The Carolina Hurricanes had a VERY busy first day of free agency, making two massive trades to acquire Brent Burns from the Sharks and Max Pacioretty from the Golden Knights. The Brent Burns trade came about after the Hurricanes flipped RFA defenseman Tony DeAngelo to the Philadelphia Flyers in exchange for a 2024 2nd, a 2023 3rd, and a 2022 4th round pick.
On day 1 of free agency, the Carolina Hurricanes sent forward Steven Lorentz, goalie Eetu Makiniemi, and a conditional 2023 3rd round pick in exchange for Brent Burns and forward Lane Pederson with San Jose retaining 33% of Burns’ salary. Brent Burns is a right-handed defenseman with a resume that includes a Norris trophy in 2017 and almost 800 points during his 18-year career.
The trade had mixed reactions, as many wondered how much of an upgrade Brent Burns is over the former Cane Tony DeAngelo. In my opinion, though, Burns will be a better fit for this team than Tony DeAngelo, and apparently, the front office thinks so too.
The biggest critique of Burns I have seen is regarding his defensive ability. For the most part, he is known for not playing defense in general. While yes, his defensive ability leaves a lot to be desired, I don’t think this is any different from DeAngelo’s game. Most analytic models say while Burns is well below average, he is still a step up defensively over DeAngelo.
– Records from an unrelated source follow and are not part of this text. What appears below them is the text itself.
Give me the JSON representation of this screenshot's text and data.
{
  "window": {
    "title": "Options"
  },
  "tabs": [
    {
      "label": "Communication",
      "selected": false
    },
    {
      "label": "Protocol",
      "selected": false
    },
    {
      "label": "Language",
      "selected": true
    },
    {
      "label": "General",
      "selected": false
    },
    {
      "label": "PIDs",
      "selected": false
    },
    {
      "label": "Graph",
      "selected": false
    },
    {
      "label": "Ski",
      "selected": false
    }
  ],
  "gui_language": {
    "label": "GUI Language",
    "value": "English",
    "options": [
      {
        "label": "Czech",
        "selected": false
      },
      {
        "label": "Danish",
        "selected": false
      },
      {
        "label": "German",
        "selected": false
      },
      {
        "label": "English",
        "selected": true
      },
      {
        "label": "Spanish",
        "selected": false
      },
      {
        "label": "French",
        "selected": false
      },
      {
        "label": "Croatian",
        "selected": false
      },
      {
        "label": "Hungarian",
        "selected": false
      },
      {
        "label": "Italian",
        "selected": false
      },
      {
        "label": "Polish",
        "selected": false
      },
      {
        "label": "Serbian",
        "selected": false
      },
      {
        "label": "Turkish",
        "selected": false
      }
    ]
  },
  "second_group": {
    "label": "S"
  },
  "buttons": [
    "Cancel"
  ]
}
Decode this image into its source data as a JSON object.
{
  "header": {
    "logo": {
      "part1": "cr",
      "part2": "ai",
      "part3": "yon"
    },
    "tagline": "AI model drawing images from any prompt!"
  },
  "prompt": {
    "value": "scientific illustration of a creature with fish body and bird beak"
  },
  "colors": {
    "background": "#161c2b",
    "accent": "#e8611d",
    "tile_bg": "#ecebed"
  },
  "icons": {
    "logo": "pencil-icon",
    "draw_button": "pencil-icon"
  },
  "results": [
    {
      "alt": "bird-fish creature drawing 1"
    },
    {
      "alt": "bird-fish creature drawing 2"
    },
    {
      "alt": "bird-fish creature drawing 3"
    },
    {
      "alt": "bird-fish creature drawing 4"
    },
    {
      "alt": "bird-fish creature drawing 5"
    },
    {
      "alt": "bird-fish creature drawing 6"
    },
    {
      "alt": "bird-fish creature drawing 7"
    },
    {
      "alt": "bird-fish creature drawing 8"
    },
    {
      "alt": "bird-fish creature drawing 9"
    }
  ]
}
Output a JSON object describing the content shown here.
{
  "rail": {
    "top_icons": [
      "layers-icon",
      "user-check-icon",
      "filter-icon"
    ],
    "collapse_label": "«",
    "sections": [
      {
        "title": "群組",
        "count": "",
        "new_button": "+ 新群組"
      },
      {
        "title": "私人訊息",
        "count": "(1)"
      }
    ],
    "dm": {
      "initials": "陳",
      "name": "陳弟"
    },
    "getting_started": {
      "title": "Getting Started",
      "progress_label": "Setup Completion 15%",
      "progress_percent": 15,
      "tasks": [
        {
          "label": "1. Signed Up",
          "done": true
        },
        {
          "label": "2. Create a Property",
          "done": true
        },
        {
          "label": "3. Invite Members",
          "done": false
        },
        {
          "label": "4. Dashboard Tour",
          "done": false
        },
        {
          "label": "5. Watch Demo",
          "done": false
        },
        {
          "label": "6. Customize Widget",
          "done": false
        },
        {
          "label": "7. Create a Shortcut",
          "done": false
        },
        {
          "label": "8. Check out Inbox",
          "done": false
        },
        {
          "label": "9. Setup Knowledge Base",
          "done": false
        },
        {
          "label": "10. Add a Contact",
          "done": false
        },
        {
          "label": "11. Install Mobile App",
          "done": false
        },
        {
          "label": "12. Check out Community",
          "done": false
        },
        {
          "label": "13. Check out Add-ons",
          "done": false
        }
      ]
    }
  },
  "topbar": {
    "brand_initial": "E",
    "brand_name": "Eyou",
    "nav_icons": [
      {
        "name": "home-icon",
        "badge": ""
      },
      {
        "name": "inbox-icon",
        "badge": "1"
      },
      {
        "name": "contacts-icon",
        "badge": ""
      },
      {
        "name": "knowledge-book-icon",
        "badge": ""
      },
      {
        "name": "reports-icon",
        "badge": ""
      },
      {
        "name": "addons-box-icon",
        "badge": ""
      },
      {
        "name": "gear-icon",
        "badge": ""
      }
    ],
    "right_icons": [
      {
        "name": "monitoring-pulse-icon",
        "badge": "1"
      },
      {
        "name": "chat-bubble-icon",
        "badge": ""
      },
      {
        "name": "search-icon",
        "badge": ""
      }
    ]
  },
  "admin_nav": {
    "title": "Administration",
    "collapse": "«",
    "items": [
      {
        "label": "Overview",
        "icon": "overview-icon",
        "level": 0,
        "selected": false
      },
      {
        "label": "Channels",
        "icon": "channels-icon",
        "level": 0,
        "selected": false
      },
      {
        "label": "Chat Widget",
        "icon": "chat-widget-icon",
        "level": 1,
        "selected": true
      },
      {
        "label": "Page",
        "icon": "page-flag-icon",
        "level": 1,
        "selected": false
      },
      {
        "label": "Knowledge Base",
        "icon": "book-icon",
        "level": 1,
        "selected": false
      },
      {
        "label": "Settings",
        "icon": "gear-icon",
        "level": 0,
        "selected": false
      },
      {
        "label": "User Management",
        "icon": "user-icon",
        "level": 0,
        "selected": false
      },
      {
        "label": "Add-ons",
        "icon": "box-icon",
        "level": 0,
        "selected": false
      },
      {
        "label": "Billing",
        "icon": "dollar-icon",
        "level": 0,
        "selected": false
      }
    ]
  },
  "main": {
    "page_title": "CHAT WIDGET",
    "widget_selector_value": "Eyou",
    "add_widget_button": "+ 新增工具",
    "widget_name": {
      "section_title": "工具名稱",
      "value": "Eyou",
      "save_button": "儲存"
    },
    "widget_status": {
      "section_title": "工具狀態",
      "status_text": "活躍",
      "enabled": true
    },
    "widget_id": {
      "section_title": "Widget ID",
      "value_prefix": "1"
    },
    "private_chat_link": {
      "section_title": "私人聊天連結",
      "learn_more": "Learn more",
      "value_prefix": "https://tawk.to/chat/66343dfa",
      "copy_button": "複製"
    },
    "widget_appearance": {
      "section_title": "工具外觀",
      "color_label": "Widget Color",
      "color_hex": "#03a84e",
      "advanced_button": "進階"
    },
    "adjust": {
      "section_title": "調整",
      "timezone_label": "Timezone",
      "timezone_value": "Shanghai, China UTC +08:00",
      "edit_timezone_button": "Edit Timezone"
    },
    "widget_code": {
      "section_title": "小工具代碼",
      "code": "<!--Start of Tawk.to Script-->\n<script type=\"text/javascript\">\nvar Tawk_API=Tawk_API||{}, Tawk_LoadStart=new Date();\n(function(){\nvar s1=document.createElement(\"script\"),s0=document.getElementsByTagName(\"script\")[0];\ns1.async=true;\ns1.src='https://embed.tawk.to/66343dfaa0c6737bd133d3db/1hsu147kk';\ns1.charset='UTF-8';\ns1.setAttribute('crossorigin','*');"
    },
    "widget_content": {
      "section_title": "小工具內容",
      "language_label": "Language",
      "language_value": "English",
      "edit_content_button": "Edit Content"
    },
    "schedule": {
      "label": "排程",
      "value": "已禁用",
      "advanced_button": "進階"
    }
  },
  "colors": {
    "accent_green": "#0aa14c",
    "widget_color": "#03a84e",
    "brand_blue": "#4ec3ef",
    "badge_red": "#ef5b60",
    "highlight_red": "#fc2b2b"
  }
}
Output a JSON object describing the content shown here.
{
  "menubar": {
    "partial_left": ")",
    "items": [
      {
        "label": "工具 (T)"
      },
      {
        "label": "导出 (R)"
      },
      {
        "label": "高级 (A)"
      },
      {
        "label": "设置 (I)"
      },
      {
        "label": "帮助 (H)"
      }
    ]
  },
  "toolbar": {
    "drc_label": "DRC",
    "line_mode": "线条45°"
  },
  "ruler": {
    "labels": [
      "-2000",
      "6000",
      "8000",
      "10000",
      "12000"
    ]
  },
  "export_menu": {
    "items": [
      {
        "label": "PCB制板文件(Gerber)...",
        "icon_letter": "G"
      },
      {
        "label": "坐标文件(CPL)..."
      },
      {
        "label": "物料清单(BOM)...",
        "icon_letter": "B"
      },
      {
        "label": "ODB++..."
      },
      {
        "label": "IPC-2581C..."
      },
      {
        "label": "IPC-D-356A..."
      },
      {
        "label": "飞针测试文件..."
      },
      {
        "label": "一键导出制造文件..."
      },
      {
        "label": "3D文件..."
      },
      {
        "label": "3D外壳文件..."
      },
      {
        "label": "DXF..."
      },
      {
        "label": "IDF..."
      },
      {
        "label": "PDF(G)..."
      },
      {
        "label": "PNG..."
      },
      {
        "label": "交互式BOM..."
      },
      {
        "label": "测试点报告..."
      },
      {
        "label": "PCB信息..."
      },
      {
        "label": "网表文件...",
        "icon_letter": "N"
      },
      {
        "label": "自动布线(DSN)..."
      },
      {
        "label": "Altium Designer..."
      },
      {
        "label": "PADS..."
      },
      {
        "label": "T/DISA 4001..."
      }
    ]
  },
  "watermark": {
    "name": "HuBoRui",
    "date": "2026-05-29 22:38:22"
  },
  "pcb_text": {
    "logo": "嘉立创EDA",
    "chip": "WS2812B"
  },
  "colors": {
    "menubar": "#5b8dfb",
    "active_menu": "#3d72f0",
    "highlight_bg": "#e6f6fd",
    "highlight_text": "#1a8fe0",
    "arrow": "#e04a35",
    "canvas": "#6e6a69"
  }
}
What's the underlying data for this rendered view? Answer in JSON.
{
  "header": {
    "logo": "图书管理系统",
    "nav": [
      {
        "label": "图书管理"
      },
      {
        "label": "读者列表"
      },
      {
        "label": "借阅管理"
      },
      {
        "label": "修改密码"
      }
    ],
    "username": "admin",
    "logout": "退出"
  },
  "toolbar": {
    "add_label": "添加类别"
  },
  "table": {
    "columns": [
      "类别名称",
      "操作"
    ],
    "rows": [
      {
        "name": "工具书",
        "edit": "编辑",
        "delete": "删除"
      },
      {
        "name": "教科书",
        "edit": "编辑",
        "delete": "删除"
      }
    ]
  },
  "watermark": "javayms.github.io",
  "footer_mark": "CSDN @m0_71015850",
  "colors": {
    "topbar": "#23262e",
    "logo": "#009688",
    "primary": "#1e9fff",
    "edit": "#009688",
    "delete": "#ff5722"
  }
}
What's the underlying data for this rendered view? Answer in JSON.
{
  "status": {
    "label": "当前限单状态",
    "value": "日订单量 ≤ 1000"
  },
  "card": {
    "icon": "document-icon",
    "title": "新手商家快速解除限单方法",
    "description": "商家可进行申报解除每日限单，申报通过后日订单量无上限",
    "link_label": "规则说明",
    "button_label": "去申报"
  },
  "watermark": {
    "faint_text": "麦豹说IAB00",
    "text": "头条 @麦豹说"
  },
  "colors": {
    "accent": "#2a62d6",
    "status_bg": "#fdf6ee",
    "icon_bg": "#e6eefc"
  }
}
Brent Burns ranked 3rd in TOI per game last season with an average of 26:09 minutes per game. In San Jose, he was tasked with the toughest assignments, which more than likely hindered his defensive results. In Carolina, he won’t have to be Hercules as he has more support around him who can also tackle some of those harder assignments.
One advantage Burns has is that he is half a foot taller than Tony, which allows him to use his body a lot more while playing defense. One of the biggest problems that fans had with trading DeAngelo was that he was one of our only players who provided a physical presence. The good news is that Burns provides that and more. Brent Burns had more hits and averaged more hits per game than DeAngelo did this past season. Burns has never been one to shy away from using his size to deliver a game-changing hit.
The most enticing thing about Brent Burns is his offense. Although Tony DeAngelo manned the powerplay pretty well to start off the year, that completely fell apart as the season went along, and was especially bad in the playoffs. Burns has shown that he can run a successful powerplay with the right skill around him.
In the Sharks’ prime, from the 2014-15 season to the 2018-19 season, San Jose had the fifth-best powerplay over that time, which was run by Burns. This past season Brent Burns put up 54 points, a feat more impressive considering the Sharks were one of the worst offensive teams in the league. The Sharks ranked 30th in the NHL in goals scored, compared to the Hurricanes who ranked 9th.
One of the biggest differences in Tony and Brent’s game is that while DeAngelo is more of a distributor, Brent Burns is a volume shooter, particularly from the point. Burns’ shot selection resembles that of Dougie Hamilton, and the Canes were sorely missing that at points of this season.
Although yes, Brent Burns is 37 years old, he will still be a force for this team. Burns’ cap hit will be $5.28 million dollars for the next 3 seasons, and I think he will be better than DeAngelo was in this role. The Carolina Hurricanes undoubtedly won day 1 of free agency with their two trades, and I cannot wait to see how the team looks on the ice.